Is there a similarity? Hmmm. It sounds catchy doesn’t it? Recently I had an email interchange that I tried to analyze to determine what the other person thought and give an appropriate response. Having worked for ten years as a technology professional in a large mental health agency, I had been exposed to a great deal of such analysis and learned from the “experts” how important it was to have a voice consistent with your thoughts. I witnessed that accuracy first-hand and knew it to be only partially successful.
So, in regard to the email, it just wasn’t possible for me to understand what was behind words that were from a complete stranger and personalize a response.
I realized that when we read, we inject our own spice into the words we see based on our own self-dilemma. I say dilemma because no one really every knows if a person has good or bad situations going on outside or inside and those all tend to add flavor to their words. Likewise, the reader’s situation also tempers their experience when reading.
There’s the hamburger…a combination of ingredients put together to try to evoke a specific experience (eating or reading). It’s accompanied by a receiver’s ability to take the end result and extract the experience in a way that is personally pleasing (much like adding ketchup or cheese?). Yet, what appeals to one may not be good for another. Which is why we all have favorite foods…and favorite genres in books.

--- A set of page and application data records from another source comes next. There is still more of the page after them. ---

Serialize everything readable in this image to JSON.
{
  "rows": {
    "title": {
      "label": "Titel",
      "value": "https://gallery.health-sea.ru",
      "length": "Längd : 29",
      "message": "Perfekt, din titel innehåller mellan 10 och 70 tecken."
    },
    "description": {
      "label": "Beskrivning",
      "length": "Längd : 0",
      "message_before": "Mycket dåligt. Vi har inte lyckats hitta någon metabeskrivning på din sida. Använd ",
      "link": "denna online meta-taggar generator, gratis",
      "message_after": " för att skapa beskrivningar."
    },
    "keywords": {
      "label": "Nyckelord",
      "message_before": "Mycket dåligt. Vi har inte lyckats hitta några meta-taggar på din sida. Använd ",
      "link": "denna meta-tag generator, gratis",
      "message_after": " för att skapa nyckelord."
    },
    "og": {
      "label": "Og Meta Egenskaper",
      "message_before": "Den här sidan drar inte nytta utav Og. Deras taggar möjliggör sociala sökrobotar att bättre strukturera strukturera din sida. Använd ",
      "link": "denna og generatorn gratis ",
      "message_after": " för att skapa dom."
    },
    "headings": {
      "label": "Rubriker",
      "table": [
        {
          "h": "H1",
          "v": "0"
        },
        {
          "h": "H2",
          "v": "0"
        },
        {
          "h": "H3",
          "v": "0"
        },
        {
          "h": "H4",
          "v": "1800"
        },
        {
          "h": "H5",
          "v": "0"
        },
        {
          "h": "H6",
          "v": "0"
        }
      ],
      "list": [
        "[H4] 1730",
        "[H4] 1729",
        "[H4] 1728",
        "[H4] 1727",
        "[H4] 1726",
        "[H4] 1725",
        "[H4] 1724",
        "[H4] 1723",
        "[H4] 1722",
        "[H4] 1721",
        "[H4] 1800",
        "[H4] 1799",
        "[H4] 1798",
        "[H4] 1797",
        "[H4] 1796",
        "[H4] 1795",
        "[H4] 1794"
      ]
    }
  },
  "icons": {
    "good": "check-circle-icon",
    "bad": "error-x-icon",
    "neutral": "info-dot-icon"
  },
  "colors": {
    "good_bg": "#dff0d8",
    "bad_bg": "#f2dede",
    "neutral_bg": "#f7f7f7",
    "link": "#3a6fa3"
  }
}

Writing needs to evoke emotions based on the described situation but the writer will never truly know if the receiver experiences their words as they hope. Why? Because it is dependent on the reader’s state of mind at the time and you will never know what that is. Some readers will want the emotional turmoil turned up high and get deeply involved in it. Others want minimal sensory detail so that they can extract their own vision of the drama.
How do we address that so that our work appeals to the masses? We don’t.
We must be true to ourselves and write what we want to read. Choose your characters, settings, dialogue, and situations based on the emotion that you would feel and portray it as you would expect to live it if you were the character. Understand that the most important thing in your writing is to evoke an emotional response. This, and only this, will keep them reading. Why? Because every experience in life is an emotional one. Yes, for all you tough “unemotional” guys out there…this applies to you too. With that said, it’s important to realize that you can’t control the reader’s experience so don’t even try. Just write it.
Emotion is the spice of life. It is the cheese, the ketchup, the pickles, and in my case, the hot mustard too. And it is the most important spice of your writing. When you master the ability to fill your pages with it, you will be a very accomplished writer but you can’t do this while trying to please the masses. Just be yourself. Your emotional self, of course.
The words are your hamburger –the basis of your writing. Yet, without appropriate emotional spicing, they will never hold interest and readers will choose not to read on.
Get emotional. It’s not only allowed, it’s encouraged.